(Page and application data records)

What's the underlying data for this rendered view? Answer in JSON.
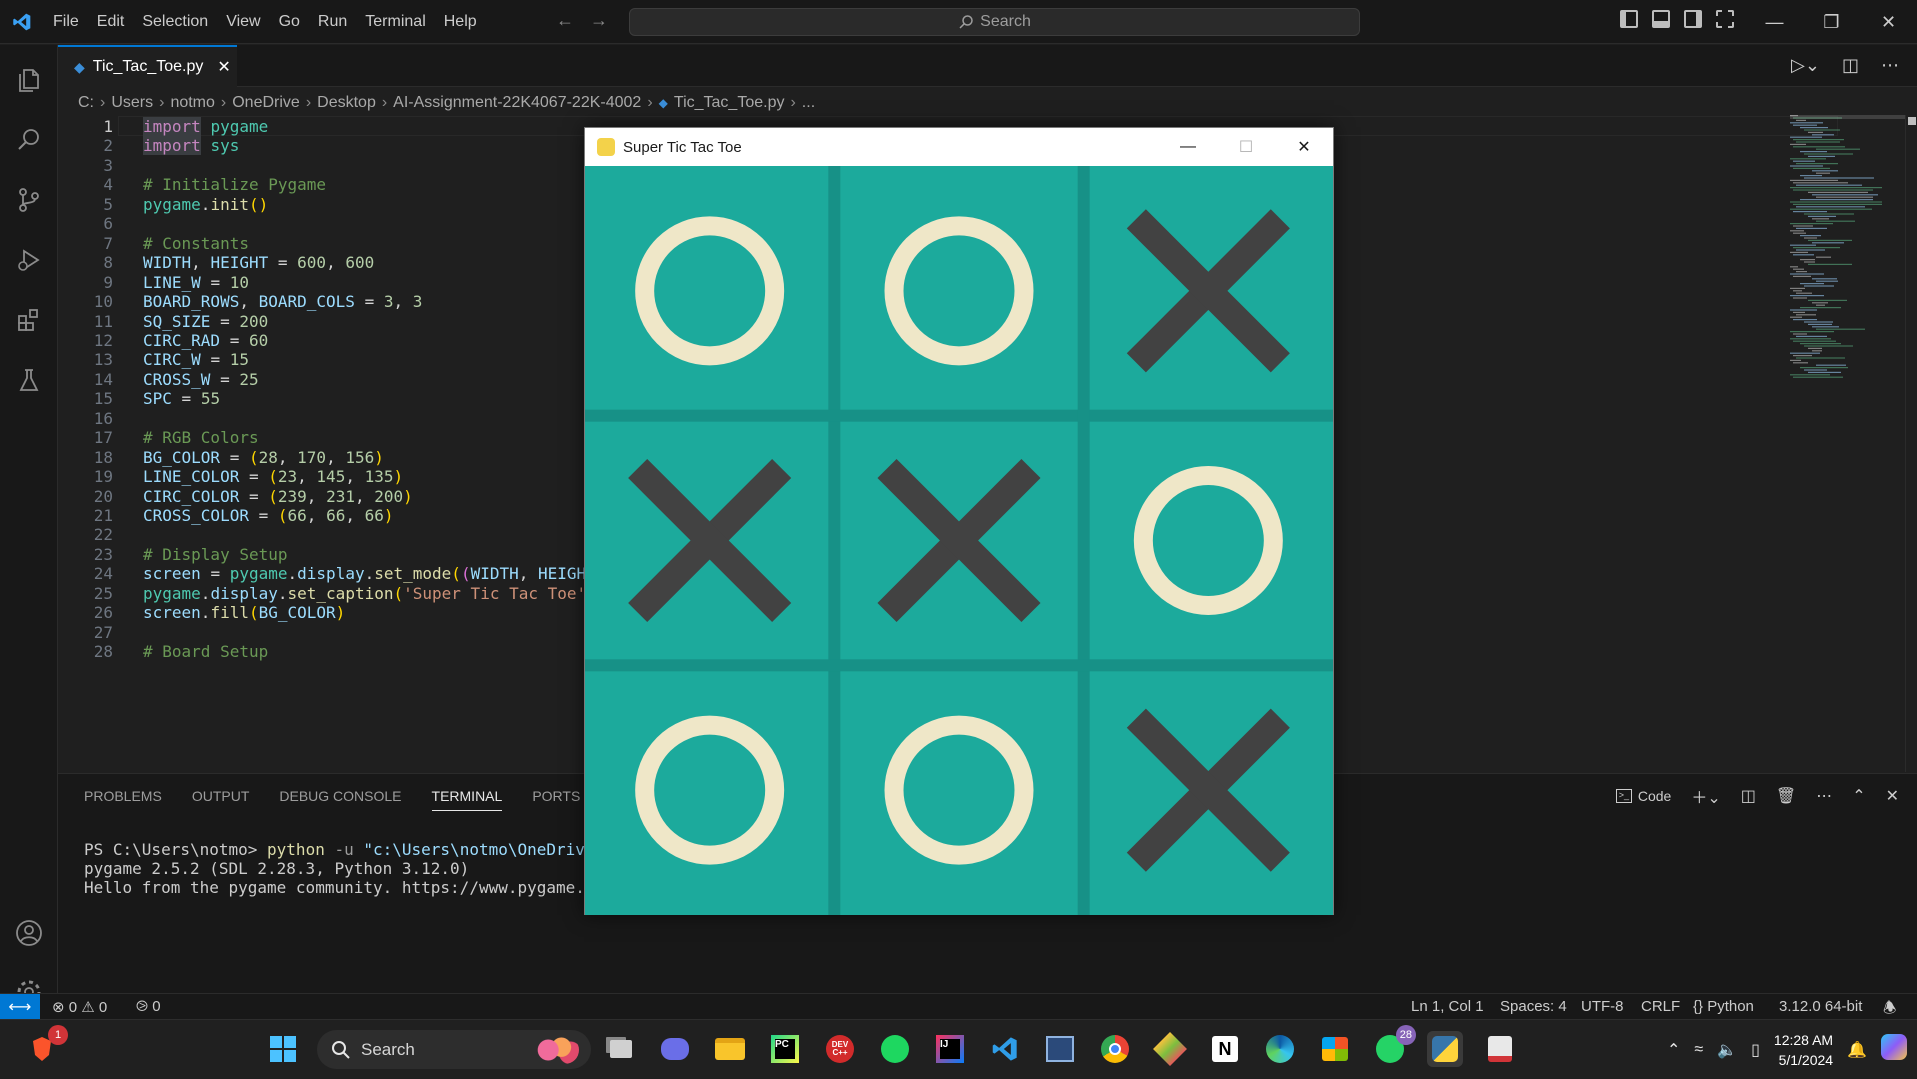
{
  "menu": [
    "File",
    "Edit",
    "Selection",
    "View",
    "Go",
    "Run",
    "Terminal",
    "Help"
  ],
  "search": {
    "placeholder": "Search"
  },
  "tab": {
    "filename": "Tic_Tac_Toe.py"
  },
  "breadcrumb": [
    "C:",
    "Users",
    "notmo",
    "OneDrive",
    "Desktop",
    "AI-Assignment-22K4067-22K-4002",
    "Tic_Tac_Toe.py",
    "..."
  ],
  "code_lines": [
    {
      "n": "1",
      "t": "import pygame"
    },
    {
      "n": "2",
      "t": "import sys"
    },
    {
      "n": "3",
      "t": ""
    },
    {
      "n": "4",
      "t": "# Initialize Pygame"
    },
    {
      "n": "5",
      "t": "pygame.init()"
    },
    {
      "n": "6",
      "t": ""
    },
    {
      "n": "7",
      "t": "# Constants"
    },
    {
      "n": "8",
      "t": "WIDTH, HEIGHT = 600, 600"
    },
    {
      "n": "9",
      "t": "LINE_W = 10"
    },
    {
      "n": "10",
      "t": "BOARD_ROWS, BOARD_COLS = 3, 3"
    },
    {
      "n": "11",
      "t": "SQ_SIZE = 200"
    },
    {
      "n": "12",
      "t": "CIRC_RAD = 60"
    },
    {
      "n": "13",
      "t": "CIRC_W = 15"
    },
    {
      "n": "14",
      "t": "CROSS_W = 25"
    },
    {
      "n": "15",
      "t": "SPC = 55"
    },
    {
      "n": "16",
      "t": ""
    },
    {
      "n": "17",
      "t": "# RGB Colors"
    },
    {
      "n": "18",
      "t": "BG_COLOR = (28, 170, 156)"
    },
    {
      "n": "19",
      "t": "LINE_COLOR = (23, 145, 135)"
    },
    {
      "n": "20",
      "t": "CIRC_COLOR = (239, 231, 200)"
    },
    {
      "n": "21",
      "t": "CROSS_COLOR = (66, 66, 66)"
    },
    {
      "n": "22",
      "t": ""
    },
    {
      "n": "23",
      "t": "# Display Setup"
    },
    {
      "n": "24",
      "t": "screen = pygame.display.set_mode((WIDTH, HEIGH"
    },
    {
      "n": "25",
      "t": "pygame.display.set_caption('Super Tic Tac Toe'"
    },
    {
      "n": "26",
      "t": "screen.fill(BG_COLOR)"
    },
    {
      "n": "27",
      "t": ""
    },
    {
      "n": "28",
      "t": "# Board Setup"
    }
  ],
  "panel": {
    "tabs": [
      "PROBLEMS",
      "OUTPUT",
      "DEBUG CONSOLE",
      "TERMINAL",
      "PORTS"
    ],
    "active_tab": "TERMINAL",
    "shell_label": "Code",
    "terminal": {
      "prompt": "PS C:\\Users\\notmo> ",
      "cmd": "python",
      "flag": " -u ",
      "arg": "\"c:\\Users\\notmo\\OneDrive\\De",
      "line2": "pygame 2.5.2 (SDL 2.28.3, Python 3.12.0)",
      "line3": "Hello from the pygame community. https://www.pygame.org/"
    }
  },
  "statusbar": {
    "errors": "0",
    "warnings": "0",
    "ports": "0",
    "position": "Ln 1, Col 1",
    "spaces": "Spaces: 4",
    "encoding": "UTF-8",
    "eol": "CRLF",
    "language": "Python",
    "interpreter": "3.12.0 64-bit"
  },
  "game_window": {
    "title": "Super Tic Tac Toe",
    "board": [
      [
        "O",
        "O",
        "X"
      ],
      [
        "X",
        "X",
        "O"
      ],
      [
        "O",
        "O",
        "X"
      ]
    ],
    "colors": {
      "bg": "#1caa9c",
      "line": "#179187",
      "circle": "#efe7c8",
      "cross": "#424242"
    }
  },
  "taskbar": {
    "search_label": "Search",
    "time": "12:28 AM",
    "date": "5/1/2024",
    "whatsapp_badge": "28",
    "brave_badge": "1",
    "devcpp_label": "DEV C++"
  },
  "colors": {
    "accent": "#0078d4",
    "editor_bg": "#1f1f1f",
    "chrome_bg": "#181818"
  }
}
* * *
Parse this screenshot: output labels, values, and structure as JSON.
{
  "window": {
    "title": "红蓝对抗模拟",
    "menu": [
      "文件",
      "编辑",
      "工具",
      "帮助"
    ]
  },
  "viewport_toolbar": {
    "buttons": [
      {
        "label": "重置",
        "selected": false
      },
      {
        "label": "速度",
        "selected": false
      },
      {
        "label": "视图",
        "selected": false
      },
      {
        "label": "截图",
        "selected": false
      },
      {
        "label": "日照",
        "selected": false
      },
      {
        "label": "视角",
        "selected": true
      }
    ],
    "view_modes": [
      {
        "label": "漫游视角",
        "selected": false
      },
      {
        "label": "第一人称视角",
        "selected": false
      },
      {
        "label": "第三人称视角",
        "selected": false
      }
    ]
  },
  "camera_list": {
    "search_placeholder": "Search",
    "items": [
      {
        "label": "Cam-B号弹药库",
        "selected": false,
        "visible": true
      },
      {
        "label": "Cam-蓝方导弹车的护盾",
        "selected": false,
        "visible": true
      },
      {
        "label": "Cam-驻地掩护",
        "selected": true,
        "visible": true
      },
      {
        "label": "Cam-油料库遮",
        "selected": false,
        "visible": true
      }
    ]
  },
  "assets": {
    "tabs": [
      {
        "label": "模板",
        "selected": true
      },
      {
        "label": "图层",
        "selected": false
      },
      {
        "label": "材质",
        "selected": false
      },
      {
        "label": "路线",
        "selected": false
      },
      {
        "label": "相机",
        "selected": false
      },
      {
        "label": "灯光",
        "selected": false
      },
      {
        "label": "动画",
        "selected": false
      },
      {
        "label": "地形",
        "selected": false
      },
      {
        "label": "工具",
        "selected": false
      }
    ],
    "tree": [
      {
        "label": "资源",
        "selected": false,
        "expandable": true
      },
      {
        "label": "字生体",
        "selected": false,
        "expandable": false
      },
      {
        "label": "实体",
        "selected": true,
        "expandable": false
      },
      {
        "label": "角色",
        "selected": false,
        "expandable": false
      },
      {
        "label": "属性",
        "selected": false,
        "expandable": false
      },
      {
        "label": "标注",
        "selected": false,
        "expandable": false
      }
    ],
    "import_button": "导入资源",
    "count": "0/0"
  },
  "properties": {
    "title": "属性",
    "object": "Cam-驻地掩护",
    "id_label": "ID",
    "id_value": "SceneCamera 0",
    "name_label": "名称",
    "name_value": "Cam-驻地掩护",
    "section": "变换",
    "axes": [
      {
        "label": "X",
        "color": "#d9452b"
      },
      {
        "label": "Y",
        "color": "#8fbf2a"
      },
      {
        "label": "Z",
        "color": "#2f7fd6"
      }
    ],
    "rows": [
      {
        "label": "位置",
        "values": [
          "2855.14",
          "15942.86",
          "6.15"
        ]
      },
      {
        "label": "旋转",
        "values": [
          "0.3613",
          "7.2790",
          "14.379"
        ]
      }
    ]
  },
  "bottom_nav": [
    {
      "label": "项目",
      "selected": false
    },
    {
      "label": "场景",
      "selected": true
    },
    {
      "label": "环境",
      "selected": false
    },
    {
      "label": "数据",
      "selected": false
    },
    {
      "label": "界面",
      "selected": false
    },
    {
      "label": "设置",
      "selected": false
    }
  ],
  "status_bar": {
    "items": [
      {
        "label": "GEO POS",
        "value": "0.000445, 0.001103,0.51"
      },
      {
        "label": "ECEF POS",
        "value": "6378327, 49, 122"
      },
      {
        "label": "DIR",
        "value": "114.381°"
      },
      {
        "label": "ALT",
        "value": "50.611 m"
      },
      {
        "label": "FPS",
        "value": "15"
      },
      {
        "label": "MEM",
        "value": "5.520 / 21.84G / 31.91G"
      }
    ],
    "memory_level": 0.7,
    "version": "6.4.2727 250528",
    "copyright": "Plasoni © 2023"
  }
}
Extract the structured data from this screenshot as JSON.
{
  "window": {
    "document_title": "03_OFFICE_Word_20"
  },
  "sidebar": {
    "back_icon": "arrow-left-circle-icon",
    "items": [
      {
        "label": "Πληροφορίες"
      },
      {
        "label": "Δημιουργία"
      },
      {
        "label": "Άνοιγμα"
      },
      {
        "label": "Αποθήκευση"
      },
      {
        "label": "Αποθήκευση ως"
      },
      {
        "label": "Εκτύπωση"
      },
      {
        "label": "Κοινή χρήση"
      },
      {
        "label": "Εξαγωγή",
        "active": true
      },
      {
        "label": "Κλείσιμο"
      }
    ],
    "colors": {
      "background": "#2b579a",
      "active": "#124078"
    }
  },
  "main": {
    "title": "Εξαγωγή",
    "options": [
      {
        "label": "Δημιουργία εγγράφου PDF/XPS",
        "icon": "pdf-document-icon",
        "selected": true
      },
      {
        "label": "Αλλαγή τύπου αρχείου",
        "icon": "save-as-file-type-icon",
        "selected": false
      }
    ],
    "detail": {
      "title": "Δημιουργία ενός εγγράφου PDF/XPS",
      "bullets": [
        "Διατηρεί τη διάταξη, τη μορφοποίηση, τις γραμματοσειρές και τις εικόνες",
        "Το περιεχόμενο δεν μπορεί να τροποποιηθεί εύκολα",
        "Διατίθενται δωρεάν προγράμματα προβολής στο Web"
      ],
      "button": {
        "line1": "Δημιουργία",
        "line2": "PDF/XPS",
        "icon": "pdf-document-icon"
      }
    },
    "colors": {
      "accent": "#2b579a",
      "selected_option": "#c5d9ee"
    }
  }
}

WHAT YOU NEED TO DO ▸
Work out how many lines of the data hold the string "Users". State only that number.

RESPONSE FOR THIS EXERCISE ▸
3